My ink of choice would be Akkerman, a Dutch company who’ve been making inks for over a hundred years.  Their unique bottle originating from the 1930’s  is poetry in motion – tilt the closed ink bottle and the neck fills itself up with ink.  Placed the bottle on a flat surface again and the marble falls back in the neck to trap the ink creating a perfect reservoir – even when the pot is almost empty.

 

Pure magic.

Laters, Kate x

Josef Frank

As winter creeps closer it seems that colour is saturating the eyeballs like a renaissance of the eighties.  It’s disappearance happened so gradually, a fading out, a dying down that it’s resurgence feels all the more powerful, poignant even.  Not that the cyclical power of trend should come as a surprise – the picture of the wallpaper above was designed by Josef Frank, who emigrated to Sweden in 1933, gaining citizenship in 1939 and became the most prestigious designer in the Stockholm design company Svenskt Tenn.
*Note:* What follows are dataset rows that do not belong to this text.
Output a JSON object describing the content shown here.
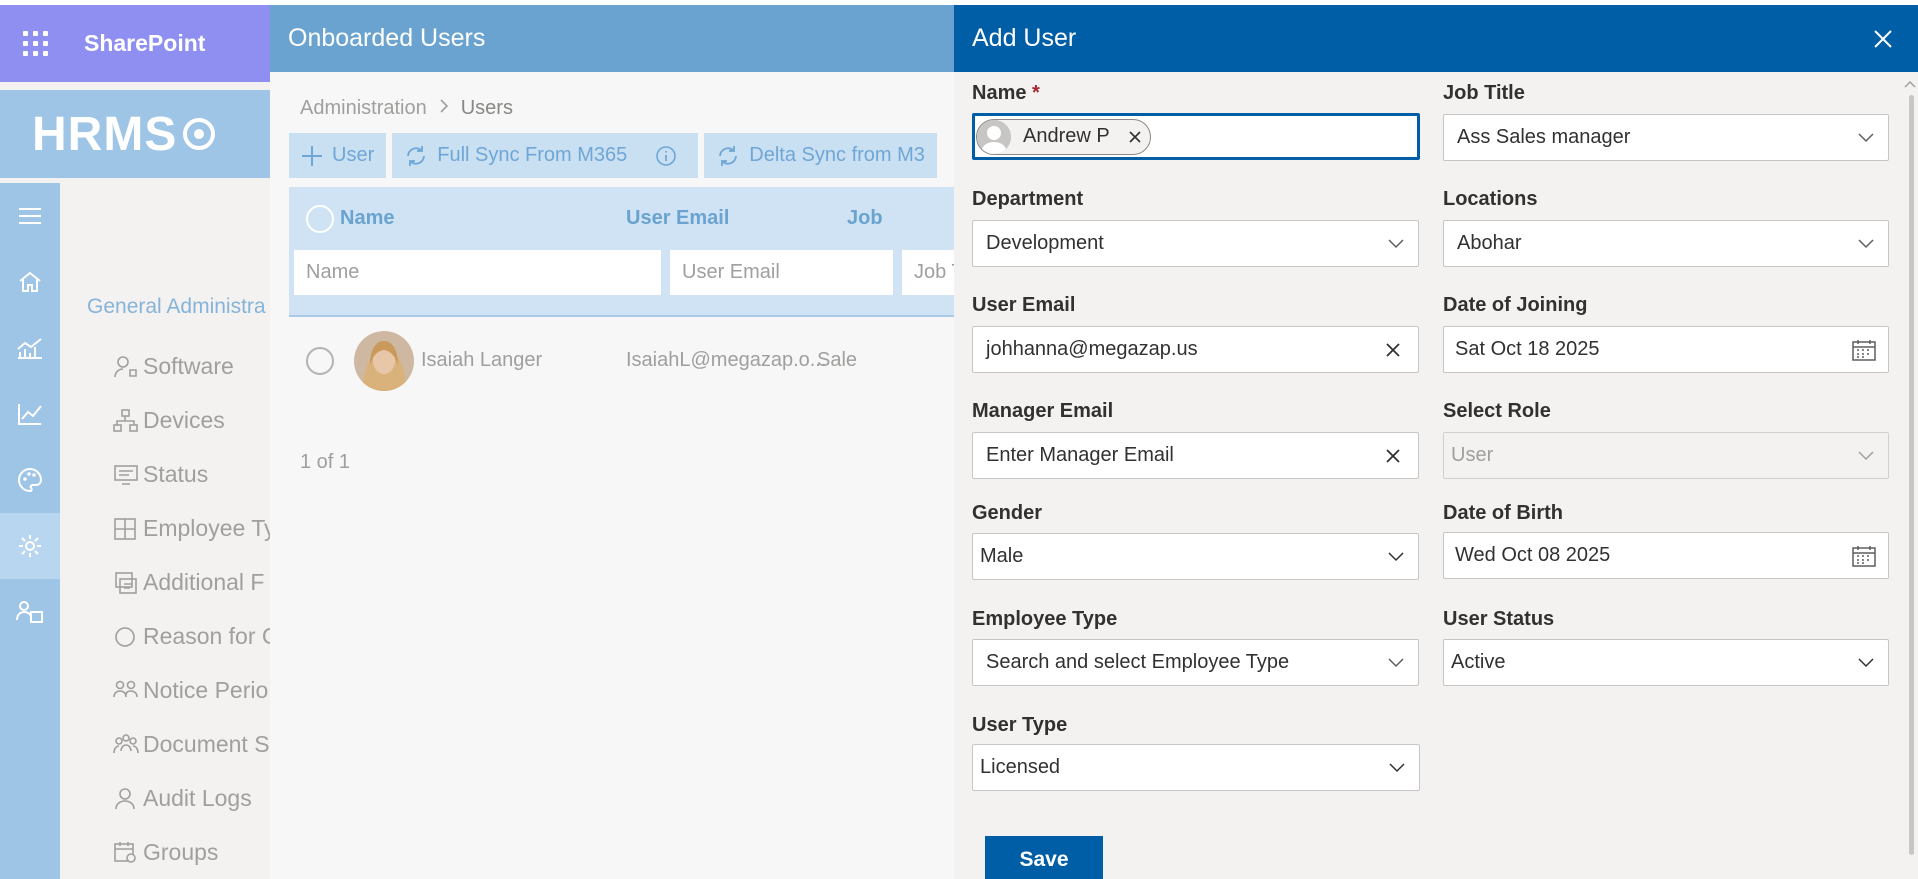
{
  "suite": {
    "title": "SharePoint",
    "waffle_icon": "waffle-icon"
  },
  "hrms": {
    "logo_text": "HRMS"
  },
  "rail": {
    "items": [
      {
        "icon": "menu-icon"
      },
      {
        "icon": "home-icon"
      },
      {
        "icon": "analytics-icon"
      },
      {
        "icon": "line-chart-icon"
      },
      {
        "icon": "palette-icon"
      },
      {
        "icon": "settings-icon",
        "active": true
      },
      {
        "icon": "people-translate-icon"
      }
    ]
  },
  "admin_nav": {
    "header": "General Administra",
    "items": [
      {
        "label": "Software",
        "icon": "user-settings-icon"
      },
      {
        "label": "Devices",
        "icon": "org-chart-icon"
      },
      {
        "label": "Status",
        "icon": "status-board-icon"
      },
      {
        "label": "Employee Ty",
        "icon": "table-grid-icon"
      },
      {
        "label": "Additional F",
        "icon": "fields-icon"
      },
      {
        "label": "Reason for C",
        "icon": "circle-icon"
      },
      {
        "label": "Notice Perio",
        "icon": "group-icon"
      },
      {
        "label": "Document S",
        "icon": "share-people-icon"
      },
      {
        "label": "Audit Logs",
        "icon": "person-icon"
      },
      {
        "label": "Groups",
        "icon": "calendar-group-icon"
      }
    ]
  },
  "users_panel": {
    "title": "Onboarded Users",
    "breadcrumb": {
      "root": "Administration",
      "current": "Users"
    },
    "commands": {
      "add_user": "User",
      "full_sync": "Full Sync From M365",
      "delta_sync": "Delta Sync from M3"
    },
    "grid": {
      "columns": {
        "name": "Name",
        "email": "User Email",
        "job": "Job"
      },
      "filters": {
        "name": "Name",
        "email": "User Email",
        "job": "Job T"
      },
      "rows": [
        {
          "name": "Isaiah Langer",
          "email": "IsaiahL@megazap.o...",
          "job": "Sale"
        }
      ],
      "pager": "1 of 1"
    }
  },
  "add_user": {
    "title": "Add User",
    "fields": {
      "name": {
        "label": "Name",
        "required_mark": "*",
        "persona": "Andrew P"
      },
      "job_title": {
        "label": "Job Title",
        "value": "Ass Sales manager"
      },
      "department": {
        "label": "Department",
        "value": "Development"
      },
      "locations": {
        "label": "Locations",
        "value": "Abohar"
      },
      "user_email": {
        "label": "User Email",
        "value": "johhanna@megazap.us"
      },
      "date_of_joining": {
        "label": "Date of Joining",
        "value": "Sat Oct 18 2025"
      },
      "manager_email": {
        "label": "Manager Email",
        "value": "Enter Manager Email"
      },
      "select_role": {
        "label": "Select Role",
        "value": "User"
      },
      "gender": {
        "label": "Gender",
        "value": "Male"
      },
      "date_of_birth": {
        "label": "Date of Birth",
        "value": "Wed Oct 08 2025"
      },
      "employee_type": {
        "label": "Employee Type",
        "value": "Search and select Employee Type"
      },
      "user_status": {
        "label": "User Status",
        "value": "Active"
      },
      "user_type": {
        "label": "User Type",
        "value": "Licensed"
      }
    },
    "save_label": "Save"
  },
  "colors": {
    "suite_bar": "#8f8ff2",
    "brand_light": "#9ec4e6",
    "users_header": "#6aa3cf",
    "panel_header": "#005ea6",
    "primary_button": "#005ea6",
    "required": "#a4262c"
  }
}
New is never really new..

Whilst his furniture is classic of its time: clean lines, functionality.

It’s his fabrics and textiles that seem so forward thinking, modern and exciting.

(All pics Pinterest)

Maybe you can teach an old dog new tricks..

Laters, Kate x

Revamp No.1

Why doesn’t it work? Maybe the photos don’t do it justice, but for a super expensive building this interior comes across as a mash-up between a car sales room and Ikea.  The intention seems to have been to create a distinct feeling between what’s inside and what’s outside, but when that subtle line between nature and manufactured isn’t blurred, the furniture responds by looking brash, staged and disconnected.

Which doesn’t mean reflective surfaces as bad – just that age, colour and natural elements need to have a voice.

Even black works when it’s veined marble.  The chairs, the nod to modernity with the patina of vintage, the table in the middle inviting the voyeur to sit and drink in, be in the room.

Or change it with the presence of wood, natural, warm, characterful.

The pink chairs..the colours.

(All pics Pinterest)

The lighting..

Laters, Kate x